Influencers are the new storefront, but social commerce is no longer just about adding a shopping cart on a platform. It won’t be just a transaction but instead will become an entire shopping experience. We already saw Amazon, YouTube and Pinterest add live shopping features to their platforms, and the most advanced brands will invest more budget and resources toward creating authentic retail experiences on social media such as live streaming. 

Influencers will make more money off-platform

TikTok rose to fame at just the right moment before the pandemic and experienced a decade’s worth of growth in just a few years. As Instagram adjusted its algorithm and favored TikTok-like content to compete, Instagram loyalists wondered why their engagement numbers dropped drastically and why they were still fueling a platform that was no longer serving them. 

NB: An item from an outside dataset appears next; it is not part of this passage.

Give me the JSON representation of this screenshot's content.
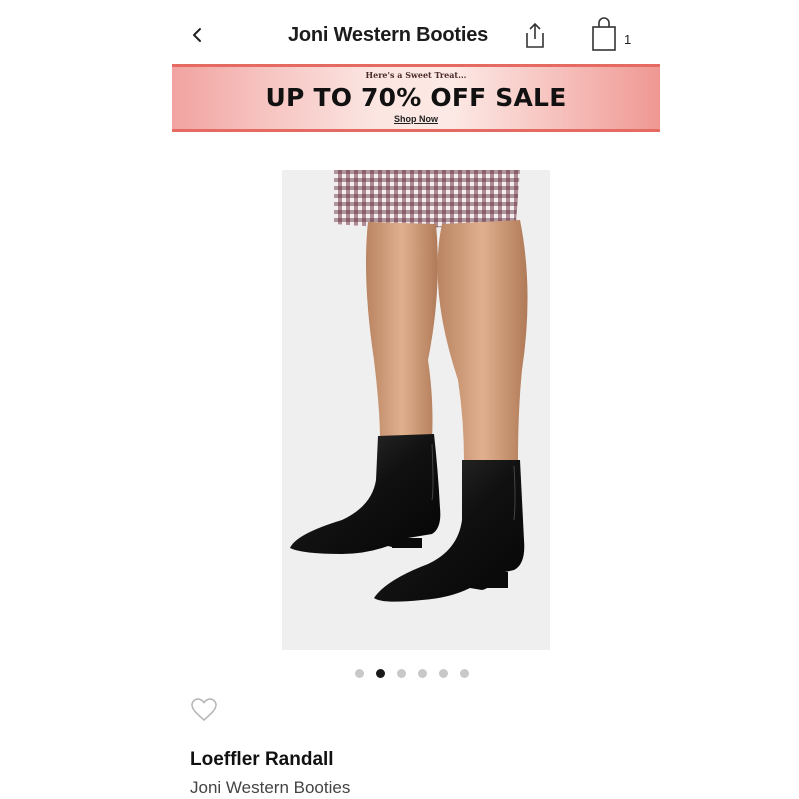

Meanwhile, BIPOC creators continued to experience discrimination and shadow bans during the BLM reckoning, as well as empty platitudes from brands to do better, leaving more BIPOC creators to abandon the Instagram ship. Patagonia and other mission-driven brands have abandoned advertising on Facebook and continue to boycott Facebook in light of the unsurprising yet equally disturbing allegations tied to the Facebook Papers. These tensions between creators, brands, and platforms are leading to a platform-agnostic future, where followers subscribe or pay for content directly with influencers and creators. 

Consumer attention will migrate away from ad-supported platforms to paywalled content, so brands will need to divert advertising budget toward long-term influencer partnerships divorced from a specific platform. It’s why companies like Stripe are enabling influencers to more easily earn money. There will always be the next TikTok and changing algorithms, but we’ve seen that audiences will indeed follow their favorite creators wherever they go. The medium is not the message. The creator is.

As measurement tools improve, influencer marketing campaigns will need to deliver on direct sales

In recent years, influencer marketing has been seen as a tool to raise brand awareness or grow a brand following on social media. But technology integrations have improved affiliate/referral tracking, which can now pinpoint exactly which influencers and campaigns are converting to sales – both online and in-store. As a result, brand and e-commerce teams will have specific sales KPIs for influencer marketing – and will no longer be able to operate in silos. 

Influencers working with global brands won’t talk to multiple people across multiple teams to create content and get paid for their sales. Brand teams will find tools that integrate their marketing, e-commerce, and finance teams as well as influencers, to streamline the process and collect quantitative data on the performance of their influencer campaigns.